| What the exercise asks |
All that should appear is the run of lines from the one containing "What's the underlying" through the end of the records, each repeated exactly.

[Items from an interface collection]

=-=-=-=-=

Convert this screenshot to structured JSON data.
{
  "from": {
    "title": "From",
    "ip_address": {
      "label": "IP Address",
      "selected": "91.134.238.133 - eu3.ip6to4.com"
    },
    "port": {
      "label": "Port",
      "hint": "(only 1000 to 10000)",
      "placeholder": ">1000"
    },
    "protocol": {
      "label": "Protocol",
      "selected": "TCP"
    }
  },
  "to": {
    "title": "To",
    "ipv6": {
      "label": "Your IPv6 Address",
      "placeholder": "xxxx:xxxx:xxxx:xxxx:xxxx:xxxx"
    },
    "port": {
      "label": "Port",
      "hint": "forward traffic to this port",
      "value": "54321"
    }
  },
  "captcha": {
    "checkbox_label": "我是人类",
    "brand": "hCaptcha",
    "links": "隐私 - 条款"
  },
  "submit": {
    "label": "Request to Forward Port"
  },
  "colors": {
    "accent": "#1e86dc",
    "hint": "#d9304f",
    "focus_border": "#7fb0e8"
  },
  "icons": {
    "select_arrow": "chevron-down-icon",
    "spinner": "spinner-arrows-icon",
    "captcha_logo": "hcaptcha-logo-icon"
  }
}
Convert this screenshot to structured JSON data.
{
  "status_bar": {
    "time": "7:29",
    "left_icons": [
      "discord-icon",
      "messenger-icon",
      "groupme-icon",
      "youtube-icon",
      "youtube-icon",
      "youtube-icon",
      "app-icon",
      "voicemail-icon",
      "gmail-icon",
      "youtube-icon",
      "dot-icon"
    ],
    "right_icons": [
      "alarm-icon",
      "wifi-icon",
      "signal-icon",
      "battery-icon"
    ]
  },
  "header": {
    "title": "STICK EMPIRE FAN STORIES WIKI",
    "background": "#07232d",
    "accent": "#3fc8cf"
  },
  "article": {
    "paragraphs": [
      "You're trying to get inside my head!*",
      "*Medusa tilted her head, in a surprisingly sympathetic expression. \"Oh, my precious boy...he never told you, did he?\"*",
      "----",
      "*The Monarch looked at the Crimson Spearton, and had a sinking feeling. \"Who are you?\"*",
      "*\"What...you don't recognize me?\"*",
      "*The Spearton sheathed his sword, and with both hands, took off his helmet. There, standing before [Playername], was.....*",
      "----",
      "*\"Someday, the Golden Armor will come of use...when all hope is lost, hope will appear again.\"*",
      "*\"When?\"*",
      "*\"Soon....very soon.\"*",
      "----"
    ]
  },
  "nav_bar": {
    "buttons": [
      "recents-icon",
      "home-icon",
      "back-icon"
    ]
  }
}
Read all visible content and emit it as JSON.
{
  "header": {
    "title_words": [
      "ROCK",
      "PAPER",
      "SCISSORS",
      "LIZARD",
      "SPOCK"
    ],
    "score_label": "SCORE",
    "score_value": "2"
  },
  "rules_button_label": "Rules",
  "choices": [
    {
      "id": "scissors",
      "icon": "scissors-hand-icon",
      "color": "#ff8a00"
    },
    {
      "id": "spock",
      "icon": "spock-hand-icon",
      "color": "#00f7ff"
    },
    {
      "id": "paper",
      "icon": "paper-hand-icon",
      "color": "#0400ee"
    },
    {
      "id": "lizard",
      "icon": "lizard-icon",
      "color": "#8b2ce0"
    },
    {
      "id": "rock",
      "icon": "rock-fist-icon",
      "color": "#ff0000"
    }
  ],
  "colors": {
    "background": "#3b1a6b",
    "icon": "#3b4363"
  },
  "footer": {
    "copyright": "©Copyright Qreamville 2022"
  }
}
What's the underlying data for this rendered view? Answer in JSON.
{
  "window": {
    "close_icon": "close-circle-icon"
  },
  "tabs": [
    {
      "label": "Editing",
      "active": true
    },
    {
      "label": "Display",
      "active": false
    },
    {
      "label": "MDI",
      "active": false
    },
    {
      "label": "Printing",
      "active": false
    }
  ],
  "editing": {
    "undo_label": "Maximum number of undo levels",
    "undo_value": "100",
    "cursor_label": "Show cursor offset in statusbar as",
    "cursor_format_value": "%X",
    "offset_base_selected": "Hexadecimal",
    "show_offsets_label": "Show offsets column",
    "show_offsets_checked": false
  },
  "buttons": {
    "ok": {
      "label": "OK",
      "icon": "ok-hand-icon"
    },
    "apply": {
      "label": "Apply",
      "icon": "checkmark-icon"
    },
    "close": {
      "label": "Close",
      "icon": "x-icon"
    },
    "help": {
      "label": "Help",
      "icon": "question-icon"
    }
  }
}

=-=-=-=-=

| Solution |
What's the underlying data for this rendered view? Answer in JSON.
{
  "window": {
    "close_icon": "close-circle-icon"
  },
  "tabs": [
    {
      "label": "Editing",
      "active": true
    },
    {
      "label": "Display",
      "active": false
    },
    {
      "label": "MDI",
      "active": false
    },
    {
      "label": "Printing",
      "active": false
    }
  ],
  "editing": {
    "undo_label": "Maximum number of undo levels",
    "undo_value": "100",
    "cursor_label": "Show cursor offset in statusbar as",
    "cursor_format_value": "%X",
    "offset_base_selected": "Hexadecimal",
    "show_offsets_label": "Show offsets column",
    "show_offsets_checked": false
  },
  "buttons": {
    "ok": {
      "label": "OK",
      "icon": "ok-hand-icon"
    },
    "apply": {
      "label": "Apply",
      "icon": "checkmark-icon"
    },
    "close": {
      "label": "Close",
      "icon": "x-icon"
    },
    "help": {
      "label": "Help",
      "icon": "question-icon"
    }
  }
}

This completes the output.